» Exercise prompt: The answer is every line of the records that holds the word "Copy", copied in full.

» Dataset entries:
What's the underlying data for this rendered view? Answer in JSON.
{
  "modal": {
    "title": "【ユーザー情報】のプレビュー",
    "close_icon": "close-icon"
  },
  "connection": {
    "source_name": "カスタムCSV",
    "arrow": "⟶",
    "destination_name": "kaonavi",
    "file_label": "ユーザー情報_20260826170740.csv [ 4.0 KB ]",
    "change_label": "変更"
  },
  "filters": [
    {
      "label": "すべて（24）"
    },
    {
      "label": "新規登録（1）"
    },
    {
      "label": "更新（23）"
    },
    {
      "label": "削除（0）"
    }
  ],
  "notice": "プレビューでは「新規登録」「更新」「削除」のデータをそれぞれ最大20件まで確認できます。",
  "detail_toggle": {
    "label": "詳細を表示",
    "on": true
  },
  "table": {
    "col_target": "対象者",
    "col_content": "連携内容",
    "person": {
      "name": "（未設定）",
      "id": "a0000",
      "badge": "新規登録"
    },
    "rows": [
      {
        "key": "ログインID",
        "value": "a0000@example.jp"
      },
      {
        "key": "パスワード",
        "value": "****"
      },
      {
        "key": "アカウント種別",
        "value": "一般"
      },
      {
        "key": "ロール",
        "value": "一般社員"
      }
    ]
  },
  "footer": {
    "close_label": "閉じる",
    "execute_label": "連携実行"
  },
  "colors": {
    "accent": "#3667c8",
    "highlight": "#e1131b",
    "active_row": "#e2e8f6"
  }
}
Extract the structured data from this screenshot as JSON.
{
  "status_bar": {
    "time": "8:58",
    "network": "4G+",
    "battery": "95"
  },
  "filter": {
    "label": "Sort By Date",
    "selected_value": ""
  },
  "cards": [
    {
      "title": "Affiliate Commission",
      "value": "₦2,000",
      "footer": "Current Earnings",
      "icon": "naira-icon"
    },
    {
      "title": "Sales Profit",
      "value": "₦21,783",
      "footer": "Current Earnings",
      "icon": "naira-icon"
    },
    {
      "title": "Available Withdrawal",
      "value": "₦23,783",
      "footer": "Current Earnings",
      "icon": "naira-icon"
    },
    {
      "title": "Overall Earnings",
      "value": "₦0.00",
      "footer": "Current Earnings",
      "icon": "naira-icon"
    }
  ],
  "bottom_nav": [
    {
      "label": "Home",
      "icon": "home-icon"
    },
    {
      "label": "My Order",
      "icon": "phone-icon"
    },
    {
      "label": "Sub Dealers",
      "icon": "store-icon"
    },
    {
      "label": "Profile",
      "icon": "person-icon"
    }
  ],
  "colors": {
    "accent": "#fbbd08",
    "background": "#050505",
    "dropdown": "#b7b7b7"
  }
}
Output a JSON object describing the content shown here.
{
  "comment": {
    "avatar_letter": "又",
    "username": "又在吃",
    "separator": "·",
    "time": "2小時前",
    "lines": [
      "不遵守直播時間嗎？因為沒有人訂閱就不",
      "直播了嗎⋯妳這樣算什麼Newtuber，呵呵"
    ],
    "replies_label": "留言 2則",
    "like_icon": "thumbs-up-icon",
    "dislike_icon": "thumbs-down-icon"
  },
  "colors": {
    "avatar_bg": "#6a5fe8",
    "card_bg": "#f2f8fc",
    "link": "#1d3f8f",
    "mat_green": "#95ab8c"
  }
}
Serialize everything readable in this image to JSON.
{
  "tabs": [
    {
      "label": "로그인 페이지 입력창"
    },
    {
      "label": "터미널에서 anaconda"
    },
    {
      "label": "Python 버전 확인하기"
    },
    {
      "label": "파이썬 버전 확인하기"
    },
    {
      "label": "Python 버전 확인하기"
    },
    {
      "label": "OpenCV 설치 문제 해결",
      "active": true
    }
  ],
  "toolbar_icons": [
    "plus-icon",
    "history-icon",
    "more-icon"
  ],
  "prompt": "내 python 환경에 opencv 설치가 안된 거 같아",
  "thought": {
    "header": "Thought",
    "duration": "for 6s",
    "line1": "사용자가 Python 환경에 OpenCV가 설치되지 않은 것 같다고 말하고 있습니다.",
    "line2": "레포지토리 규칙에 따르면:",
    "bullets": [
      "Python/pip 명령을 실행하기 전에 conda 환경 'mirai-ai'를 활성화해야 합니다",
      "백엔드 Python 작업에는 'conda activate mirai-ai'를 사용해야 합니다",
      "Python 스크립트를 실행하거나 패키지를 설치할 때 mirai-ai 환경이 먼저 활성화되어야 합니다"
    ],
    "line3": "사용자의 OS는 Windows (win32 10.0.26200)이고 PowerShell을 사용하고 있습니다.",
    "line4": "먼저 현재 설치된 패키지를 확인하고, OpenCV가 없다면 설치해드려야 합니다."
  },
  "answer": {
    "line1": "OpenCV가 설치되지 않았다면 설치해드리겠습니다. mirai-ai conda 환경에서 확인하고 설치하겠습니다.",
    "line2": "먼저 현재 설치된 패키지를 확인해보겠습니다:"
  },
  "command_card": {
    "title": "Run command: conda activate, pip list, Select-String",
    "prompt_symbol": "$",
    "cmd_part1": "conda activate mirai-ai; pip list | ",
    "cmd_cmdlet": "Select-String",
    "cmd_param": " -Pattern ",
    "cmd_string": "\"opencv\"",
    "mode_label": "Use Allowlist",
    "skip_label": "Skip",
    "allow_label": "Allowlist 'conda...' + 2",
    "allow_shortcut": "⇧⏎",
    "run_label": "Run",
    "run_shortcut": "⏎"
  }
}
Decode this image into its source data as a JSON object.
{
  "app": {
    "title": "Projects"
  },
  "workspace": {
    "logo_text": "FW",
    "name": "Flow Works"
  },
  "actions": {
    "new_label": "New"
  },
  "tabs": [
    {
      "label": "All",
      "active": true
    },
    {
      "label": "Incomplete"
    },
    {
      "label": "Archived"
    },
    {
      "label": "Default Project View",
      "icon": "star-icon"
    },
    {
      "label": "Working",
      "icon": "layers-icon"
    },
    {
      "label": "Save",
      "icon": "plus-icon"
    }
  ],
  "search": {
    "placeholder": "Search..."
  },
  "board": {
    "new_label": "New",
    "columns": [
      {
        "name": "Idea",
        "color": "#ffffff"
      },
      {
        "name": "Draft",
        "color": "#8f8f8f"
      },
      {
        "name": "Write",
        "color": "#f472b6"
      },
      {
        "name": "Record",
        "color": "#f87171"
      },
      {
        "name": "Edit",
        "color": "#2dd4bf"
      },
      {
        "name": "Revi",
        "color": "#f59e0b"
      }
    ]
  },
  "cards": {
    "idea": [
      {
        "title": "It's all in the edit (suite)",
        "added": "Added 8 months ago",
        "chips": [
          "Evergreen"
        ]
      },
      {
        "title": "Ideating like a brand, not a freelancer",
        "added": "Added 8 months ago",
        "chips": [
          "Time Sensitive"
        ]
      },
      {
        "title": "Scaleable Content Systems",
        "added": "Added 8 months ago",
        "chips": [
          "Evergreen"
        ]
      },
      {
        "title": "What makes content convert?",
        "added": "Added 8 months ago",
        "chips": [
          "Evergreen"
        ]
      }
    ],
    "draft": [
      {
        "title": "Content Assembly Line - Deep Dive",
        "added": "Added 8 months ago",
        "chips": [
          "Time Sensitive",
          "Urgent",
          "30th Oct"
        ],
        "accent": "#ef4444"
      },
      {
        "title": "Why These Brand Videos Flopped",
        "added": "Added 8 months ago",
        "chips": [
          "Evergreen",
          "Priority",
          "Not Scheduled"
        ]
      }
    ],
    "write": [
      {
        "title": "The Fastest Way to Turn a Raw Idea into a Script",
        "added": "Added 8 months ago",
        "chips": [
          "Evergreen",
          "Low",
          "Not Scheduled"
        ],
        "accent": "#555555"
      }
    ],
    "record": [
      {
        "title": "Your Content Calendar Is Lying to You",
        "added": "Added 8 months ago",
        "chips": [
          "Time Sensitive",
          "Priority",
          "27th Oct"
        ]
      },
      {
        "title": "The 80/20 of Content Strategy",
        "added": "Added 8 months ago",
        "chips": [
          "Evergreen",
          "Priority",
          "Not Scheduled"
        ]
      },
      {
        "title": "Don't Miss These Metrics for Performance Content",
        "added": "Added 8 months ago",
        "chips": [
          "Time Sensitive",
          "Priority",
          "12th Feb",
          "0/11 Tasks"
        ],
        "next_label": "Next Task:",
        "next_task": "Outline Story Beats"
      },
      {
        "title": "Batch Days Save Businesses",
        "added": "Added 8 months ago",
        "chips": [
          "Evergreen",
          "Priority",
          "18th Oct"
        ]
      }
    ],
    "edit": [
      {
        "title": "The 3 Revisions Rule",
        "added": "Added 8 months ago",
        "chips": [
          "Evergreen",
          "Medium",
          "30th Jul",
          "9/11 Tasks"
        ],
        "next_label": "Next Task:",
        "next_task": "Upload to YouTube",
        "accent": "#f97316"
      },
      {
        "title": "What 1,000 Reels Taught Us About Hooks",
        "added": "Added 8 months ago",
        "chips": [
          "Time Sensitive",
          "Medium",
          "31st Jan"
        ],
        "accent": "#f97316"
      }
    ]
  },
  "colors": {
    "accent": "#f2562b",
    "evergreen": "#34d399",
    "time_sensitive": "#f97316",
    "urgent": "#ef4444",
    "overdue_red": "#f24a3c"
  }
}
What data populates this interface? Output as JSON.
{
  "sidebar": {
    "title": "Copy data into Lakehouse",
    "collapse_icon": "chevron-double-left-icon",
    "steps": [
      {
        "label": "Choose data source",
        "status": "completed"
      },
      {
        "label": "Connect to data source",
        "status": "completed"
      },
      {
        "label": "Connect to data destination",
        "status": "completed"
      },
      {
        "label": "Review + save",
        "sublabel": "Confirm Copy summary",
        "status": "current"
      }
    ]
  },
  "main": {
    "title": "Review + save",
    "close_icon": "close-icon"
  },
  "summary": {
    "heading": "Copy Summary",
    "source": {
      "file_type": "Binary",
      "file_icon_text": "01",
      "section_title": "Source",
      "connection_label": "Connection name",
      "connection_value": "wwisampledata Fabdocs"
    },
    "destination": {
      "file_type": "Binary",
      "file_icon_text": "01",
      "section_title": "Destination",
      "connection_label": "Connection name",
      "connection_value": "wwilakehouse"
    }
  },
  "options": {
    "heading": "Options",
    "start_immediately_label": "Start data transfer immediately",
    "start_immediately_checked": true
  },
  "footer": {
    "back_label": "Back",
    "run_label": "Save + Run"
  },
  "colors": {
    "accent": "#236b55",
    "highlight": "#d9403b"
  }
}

» Finished task:
    "title": "Copy data into Lakehouse",
        "sublabel": "Confirm Copy summary",
    "heading": "Copy Summary",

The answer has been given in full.